Activity
Every entry that follows should be written out again exactly.

Material for the task
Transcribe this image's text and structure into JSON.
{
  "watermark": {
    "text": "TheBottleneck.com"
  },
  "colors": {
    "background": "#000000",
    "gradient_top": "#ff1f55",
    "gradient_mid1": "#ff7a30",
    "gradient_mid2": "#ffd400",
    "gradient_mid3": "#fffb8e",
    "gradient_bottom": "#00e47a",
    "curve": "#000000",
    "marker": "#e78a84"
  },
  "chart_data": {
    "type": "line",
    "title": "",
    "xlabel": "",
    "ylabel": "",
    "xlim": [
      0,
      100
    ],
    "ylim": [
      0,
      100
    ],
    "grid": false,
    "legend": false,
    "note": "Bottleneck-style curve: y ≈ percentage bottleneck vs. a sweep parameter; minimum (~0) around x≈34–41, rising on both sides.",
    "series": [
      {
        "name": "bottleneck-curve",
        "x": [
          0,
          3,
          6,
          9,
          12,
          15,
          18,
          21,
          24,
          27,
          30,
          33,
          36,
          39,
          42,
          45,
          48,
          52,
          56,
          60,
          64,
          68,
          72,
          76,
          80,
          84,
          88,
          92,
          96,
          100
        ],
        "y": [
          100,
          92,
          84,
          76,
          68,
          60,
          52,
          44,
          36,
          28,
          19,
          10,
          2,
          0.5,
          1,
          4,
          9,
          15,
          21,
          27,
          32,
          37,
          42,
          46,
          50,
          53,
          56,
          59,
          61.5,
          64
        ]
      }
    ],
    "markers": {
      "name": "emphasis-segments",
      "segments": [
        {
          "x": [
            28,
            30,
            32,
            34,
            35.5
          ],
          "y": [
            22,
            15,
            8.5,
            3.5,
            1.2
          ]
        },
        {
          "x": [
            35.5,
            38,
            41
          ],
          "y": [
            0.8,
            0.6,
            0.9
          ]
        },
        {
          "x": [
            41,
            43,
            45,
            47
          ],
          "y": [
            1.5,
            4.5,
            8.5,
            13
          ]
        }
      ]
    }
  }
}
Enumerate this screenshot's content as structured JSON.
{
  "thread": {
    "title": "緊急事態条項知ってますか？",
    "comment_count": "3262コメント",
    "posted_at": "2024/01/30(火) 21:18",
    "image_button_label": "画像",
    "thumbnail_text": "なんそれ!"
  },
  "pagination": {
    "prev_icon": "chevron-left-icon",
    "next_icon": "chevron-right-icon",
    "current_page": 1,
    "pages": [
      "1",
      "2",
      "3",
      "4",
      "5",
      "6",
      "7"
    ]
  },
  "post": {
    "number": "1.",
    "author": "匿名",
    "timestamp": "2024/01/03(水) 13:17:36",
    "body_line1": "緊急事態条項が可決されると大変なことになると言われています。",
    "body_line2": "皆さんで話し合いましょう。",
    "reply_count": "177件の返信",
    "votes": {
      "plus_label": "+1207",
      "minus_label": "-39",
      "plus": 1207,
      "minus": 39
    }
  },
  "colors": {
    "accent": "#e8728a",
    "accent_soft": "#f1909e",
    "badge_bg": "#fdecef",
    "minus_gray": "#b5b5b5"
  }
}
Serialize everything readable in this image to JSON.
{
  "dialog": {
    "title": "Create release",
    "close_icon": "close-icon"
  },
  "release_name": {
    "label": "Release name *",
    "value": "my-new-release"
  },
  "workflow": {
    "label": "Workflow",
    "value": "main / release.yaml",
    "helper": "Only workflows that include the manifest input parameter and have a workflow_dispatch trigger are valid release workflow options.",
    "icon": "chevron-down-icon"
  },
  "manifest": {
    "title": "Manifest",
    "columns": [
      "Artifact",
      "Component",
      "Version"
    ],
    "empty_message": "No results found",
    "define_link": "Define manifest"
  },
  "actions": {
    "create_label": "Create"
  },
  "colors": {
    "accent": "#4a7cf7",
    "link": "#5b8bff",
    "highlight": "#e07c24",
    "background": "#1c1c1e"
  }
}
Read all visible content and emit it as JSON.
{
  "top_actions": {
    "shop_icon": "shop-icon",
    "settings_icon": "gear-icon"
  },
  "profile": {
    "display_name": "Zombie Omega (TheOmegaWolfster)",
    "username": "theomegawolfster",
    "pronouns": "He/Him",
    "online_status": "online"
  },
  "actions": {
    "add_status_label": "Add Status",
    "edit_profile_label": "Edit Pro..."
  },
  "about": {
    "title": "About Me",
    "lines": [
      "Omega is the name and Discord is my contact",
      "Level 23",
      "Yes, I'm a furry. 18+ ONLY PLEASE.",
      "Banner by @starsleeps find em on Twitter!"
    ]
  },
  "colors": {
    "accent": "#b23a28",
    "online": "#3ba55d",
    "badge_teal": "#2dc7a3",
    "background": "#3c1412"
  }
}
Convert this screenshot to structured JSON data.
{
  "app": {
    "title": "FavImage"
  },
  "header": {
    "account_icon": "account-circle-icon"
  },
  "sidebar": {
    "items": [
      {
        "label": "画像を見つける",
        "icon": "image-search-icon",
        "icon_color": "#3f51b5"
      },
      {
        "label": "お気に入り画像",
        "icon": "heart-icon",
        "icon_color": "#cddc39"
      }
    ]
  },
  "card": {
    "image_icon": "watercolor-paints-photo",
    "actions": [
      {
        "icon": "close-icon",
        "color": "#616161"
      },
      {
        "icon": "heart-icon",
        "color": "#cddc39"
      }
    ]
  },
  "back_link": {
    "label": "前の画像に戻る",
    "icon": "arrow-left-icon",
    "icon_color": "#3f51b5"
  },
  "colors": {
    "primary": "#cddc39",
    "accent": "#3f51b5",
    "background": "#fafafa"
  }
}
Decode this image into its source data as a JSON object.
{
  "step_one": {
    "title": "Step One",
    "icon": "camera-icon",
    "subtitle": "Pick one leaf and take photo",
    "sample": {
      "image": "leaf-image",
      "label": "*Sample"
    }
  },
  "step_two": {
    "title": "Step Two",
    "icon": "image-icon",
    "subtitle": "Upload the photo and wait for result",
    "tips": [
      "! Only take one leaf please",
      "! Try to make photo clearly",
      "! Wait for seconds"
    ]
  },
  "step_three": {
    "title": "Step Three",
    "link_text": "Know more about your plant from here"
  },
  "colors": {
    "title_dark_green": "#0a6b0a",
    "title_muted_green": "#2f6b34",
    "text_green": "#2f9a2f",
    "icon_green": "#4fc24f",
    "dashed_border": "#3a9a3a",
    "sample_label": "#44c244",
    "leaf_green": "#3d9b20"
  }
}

Problem solution
Transcribe this image's text and structure into JSON.
{
  "watermark": {
    "text": "TheBottleneck.com"
  },
  "colors": {
    "background": "#000000",
    "gradient_top": "#ff1f55",
    "gradient_mid1": "#ff7a30",
    "gradient_mid2": "#ffd400",
    "gradient_mid3": "#fffb8e",
    "gradient_bottom": "#00e47a",
    "curve": "#000000",
    "marker": "#e78a84"
  },
  "chart_data": {
    "type": "line",
    "title": "",
    "xlabel": "",
    "ylabel": "",
    "xlim": [
      0,
      100
    ],
    "ylim": [
      0,
      100
    ],
    "grid": false,
    "legend": false,
    "note": "Bottleneck-style curve: y ≈ percentage bottleneck vs. a sweep parameter; minimum (~0) around x≈34–41, rising on both sides.",
    "series": [
      {
        "name": "bottleneck-curve",
        "x": [
          0,
          3,
          6,
          9,
          12,
          15,
          18,
          21,
          24,
          27,
          30,
          33,
          36,
          39,
          42,
          45,
          48,
          52,
          56,
          60,
          64,
          68,
          72,
          76,
          80,
          84,
          88,
          92,
          96,
          100
        ],
        "y": [
          100,
          92,
          84,
          76,
          68,
          60,
          52,
          44,
          36,
          28,
          19,
          10,
          2,
          0.5,
          1,
          4,
          9,
          15,
          21,
          27,
          32,
          37,
          42,
          46,
          50,
          53,
          56,
          59,
          61.5,
          64
        ]
      }
    ],
    "markers": {
      "name": "emphasis-segments",
      "segments": [
        {
          "x": [
            28,
            30,
            32,
            34,
            35.5
          ],
          "y": [
            22,
            15,
            8.5,
            3.5,
            1.2
          ]
        },
        {
          "x": [
            35.5,
            38,
            41
          ],
          "y": [
            0.8,
            0.6,
            0.9
          ]
        },
        {
          "x": [
            41,
            43,
            45,
            47
          ],
          "y": [
            1.5,
            4.5,
            8.5,
            13
          ]
        }
      ]
    }
  }
}
Enumerate this screenshot's content as structured JSON.
{
  "thread": {
    "title": "緊急事態条項知ってますか？",
    "comment_count": "3262コメント",
    "posted_at": "2024/01/30(火) 21:18",
    "image_button_label": "画像",
    "thumbnail_text": "なんそれ!"
  },
  "pagination": {
    "prev_icon": "chevron-left-icon",
    "next_icon": "chevron-right-icon",
    "current_page": 1,
    "pages": [
      "1",
      "2",
      "3",
      "4",
      "5",
      "6",
      "7"
    ]
  },
  "post": {
    "number": "1.",
    "author": "匿名",
    "timestamp": "2024/01/03(水) 13:17:36",
    "body_line1": "緊急事態条項が可決されると大変なことになると言われています。",
    "body_line2": "皆さんで話し合いましょう。",
    "reply_count": "177件の返信",
    "votes": {
      "plus_label": "+1207",
      "minus_label": "-39",
      "plus": 1207,
      "minus": 39
    }
  },
  "colors": {
    "accent": "#e8728a",
    "accent_soft": "#f1909e",
    "badge_bg": "#fdecef",
    "minus_gray": "#b5b5b5"
  }
}
Serialize everything readable in this image to JSON.
{
  "dialog": {
    "title": "Create release",
    "close_icon": "close-icon"
  },
  "release_name": {
    "label": "Release name *",
    "value": "my-new-release"
  },
  "workflow": {
    "label": "Workflow",
    "value": "main / release.yaml",
    "helper": "Only workflows that include the manifest input parameter and have a workflow_dispatch trigger are valid release workflow options.",
    "icon": "chevron-down-icon"
  },
  "manifest": {
    "title": "Manifest",
    "columns": [
      "Artifact",
      "Component",
      "Version"
    ],
    "empty_message": "No results found",
    "define_link": "Define manifest"
  },
  "actions": {
    "create_label": "Create"
  },
  "colors": {
    "accent": "#4a7cf7",
    "link": "#5b8bff",
    "highlight": "#e07c24",
    "background": "#1c1c1e"
  }
}
Read all visible content and emit it as JSON.
{
  "top_actions": {
    "shop_icon": "shop-icon",
    "settings_icon": "gear-icon"
  },
  "profile": {
    "display_name": "Zombie Omega (TheOmegaWolfster)",
    "username": "theomegawolfster",
    "pronouns": "He/Him",
    "online_status": "online"
  },
  "actions": {
    "add_status_label": "Add Status",
    "edit_profile_label": "Edit Pro..."
  },
  "about": {
    "title": "About Me",
    "lines": [
      "Omega is the name and Discord is my contact",
      "Level 23",
      "Yes, I'm a furry. 18+ ONLY PLEASE.",
      "Banner by @starsleeps find em on Twitter!"
    ]
  },
  "colors": {
    "accent": "#b23a28",
    "online": "#3ba55d",
    "badge_teal": "#2dc7a3",
    "background": "#3c1412"
  }
}
Convert this screenshot to structured JSON data.
{
  "app": {
    "title": "FavImage"
  },
  "header": {
    "account_icon": "account-circle-icon"
  },
  "sidebar": {
    "items": [
      {
        "label": "画像を見つける",
        "icon": "image-search-icon",
        "icon_color": "#3f51b5"
      },
      {
        "label": "お気に入り画像",
        "icon": "heart-icon",
        "icon_color": "#cddc39"
      }
    ]
  },
  "card": {
    "image_icon": "watercolor-paints-photo",
    "actions": [
      {
        "icon": "close-icon",
        "color": "#616161"
      },
      {
        "icon": "heart-icon",
        "color": "#cddc39"
      }
    ]
  },
  "back_link": {
    "label": "前の画像に戻る",
    "icon": "arrow-left-icon",
    "icon_color": "#3f51b5"
  },
  "colors": {
    "primary": "#cddc39",
    "accent": "#3f51b5",
    "background": "#fafafa"
  }
}
Decode this image into its source data as a JSON object.
{
  "step_one": {
    "title": "Step One",
    "icon": "camera-icon",
    "subtitle": "Pick one leaf and take photo",
    "sample": {
      "image": "leaf-image",
      "label": "*Sample"
    }
  },
  "step_two": {
    "title": "Step Two",
    "icon": "image-icon",
    "subtitle": "Upload the photo and wait for result",
    "tips": [
      "! Only take one leaf please",
      "! Try to make photo clearly",
      "! Wait for seconds"
    ]
  },
  "step_three": {
    "title": "Step Three",
    "link_text": "Know more about your plant from here"
  },
  "colors": {
    "title_dark_green": "#0a6b0a",
    "title_muted_green": "#2f6b34",
    "text_green": "#2f9a2f",
    "icon_green": "#4fc24f",
    "dashed_border": "#3a9a3a",
    "sample_label": "#44c244",
    "leaf_green": "#3d9b20"
  }
}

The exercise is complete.